Interesting Finds, Vol. 1

I'm going to attempt to post interesting bits I've found recently, both as a way to share with the community things I've found, and as a way to reflect upon items I've found. I won't go as far to guarantee I'll do this weekly (I'd like to), but whenever I get together 5-10 interesting items, I'll be sure to throw them out there. Let me know what you think!

1. Practical Theory: Teaching and Shortcuts

  • Chris Lehmann, inspired by Dan Meyer's 8th episode of his dy/av series, asks that if "Herculean" effort is needed for teachers to be truly effective and great- are there things new teachers can do to help prevent burn-out and reduce the high attrition rate common among new teachers? The comments also contain some good ideas on how to keep good, hard working teachers in the profession. As a teacher that was hired one week before his first teaching job to teach brand new classes with no set curriculum, the humongous work load on new teachers strikes a chord with me, as does the problem of teachers who take too many "shortcuts."
    • Penelope of Where's the Teacher? adds to this thread as well as part of her critique of Hollywood teacher movies. Check it out.
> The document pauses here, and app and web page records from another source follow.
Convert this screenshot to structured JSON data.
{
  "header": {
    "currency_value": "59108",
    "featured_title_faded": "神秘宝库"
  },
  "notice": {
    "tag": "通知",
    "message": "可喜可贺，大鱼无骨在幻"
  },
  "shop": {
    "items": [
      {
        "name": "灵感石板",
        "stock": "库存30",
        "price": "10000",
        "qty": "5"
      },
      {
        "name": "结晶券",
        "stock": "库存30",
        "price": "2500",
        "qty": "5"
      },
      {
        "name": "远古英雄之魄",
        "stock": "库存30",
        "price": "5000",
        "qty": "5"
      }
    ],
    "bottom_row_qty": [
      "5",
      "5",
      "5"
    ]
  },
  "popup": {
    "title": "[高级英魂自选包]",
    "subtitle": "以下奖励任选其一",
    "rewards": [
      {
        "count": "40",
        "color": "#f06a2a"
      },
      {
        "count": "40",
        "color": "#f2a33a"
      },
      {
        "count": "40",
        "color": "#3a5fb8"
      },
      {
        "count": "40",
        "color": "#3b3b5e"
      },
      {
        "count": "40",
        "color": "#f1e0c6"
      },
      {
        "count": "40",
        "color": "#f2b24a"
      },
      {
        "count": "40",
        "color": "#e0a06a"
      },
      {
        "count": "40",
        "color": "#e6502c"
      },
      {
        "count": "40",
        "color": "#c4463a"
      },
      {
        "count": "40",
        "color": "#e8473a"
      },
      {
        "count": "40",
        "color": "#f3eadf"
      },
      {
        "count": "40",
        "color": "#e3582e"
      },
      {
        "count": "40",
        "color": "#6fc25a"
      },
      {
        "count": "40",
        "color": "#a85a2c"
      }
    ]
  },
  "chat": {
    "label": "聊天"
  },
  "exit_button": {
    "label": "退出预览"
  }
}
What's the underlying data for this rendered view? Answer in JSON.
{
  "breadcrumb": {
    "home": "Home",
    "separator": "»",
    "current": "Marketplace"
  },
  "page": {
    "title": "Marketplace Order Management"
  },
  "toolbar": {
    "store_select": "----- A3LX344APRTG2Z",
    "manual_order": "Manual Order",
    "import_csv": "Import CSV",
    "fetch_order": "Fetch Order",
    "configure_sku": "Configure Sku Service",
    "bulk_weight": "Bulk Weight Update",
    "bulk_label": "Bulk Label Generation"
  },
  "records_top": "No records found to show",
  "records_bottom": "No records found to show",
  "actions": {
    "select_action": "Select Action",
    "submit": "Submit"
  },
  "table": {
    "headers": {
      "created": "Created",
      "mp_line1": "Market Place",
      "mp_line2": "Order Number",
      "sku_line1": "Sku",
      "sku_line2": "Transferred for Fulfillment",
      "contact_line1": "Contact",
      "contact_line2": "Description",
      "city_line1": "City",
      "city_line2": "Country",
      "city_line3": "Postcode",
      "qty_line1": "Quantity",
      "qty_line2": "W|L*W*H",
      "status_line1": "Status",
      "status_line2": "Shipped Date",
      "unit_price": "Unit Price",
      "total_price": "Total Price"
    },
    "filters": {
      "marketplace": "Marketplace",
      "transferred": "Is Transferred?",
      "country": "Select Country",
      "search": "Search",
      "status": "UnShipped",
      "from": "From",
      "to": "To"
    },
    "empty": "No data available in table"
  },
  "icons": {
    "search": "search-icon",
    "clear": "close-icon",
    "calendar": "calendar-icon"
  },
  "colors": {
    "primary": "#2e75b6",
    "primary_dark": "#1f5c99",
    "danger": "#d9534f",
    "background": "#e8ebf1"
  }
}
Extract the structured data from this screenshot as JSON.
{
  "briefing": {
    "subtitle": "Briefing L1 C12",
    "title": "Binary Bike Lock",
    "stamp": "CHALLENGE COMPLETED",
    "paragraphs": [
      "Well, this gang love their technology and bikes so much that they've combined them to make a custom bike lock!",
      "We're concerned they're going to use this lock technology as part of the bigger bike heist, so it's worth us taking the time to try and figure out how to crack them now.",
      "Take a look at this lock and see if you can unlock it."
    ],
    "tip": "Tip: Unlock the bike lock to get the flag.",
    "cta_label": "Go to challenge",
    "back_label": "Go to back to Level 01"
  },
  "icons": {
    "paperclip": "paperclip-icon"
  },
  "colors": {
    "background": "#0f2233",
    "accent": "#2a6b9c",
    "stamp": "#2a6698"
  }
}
2. The entire dy/av series

  • Dan Meyer decided to create a summer series of short videos on planning, working, management, and more. The series is probably more effective than 95% of new teacher orientation programs (in my opinion). Each week I've looked forward to the next episode, and will miss it when it's gone. Follow this link to the 10th and final episode, which includes links to the other 9.

3. Google Reader Preview Extension for Firefox

  • In Will Richardson's post on the new improved delicious, he quickly notes he's been using this preview extension for Google Reader which allows you to view the actual webpage in the reader window by clicking on a preview button. Why is that cool? It's cool because it means you can read and leave comments directly through Google Reader. No more having 25 tabs of articles whose comments you want to read and where you want to leave comments. I've been looking for something to allow this functionability through GR for awhile!! NOTE: You do need to install the Greasemonkey User Script Add-on to install the GR Preview Extension.

4. Science Teacher: A blog

  • I've been keeping my eyes out for them for awhile, and have just now found my first good one. I've been interested in reading another science teacher who blogs primarily on the teaching of science (as opposed to just edu-tech stuff). Michael Doyle's blog Science Teacher does just that. I'm hoping to do a little more science specific blogging, and I'm grateful for the model that I've found. Thanks to Clay for pointing him out.

5. World War Z

  • Maybe this goes better on a summer reading list, but I thoroughly enjoyed reading Max Brooks' zombie novel, World War Z. It's written as a series of interviews with individuals from around the world recounting the days leading up to and during the "dark years," or their wars with "Zack." Besides being just a good read, it also has some very subtle (but existent) social commentary on consumerism and our service based economy. One of the more interesting parts was the description of job training courses occurring in the midst of the Zombie War. The teachers were all former illegal immigrants, because 80% of the legal population was in the service economy, and didn't actually know how to do anything. Definitely a good read, even if you're not into social commentaries.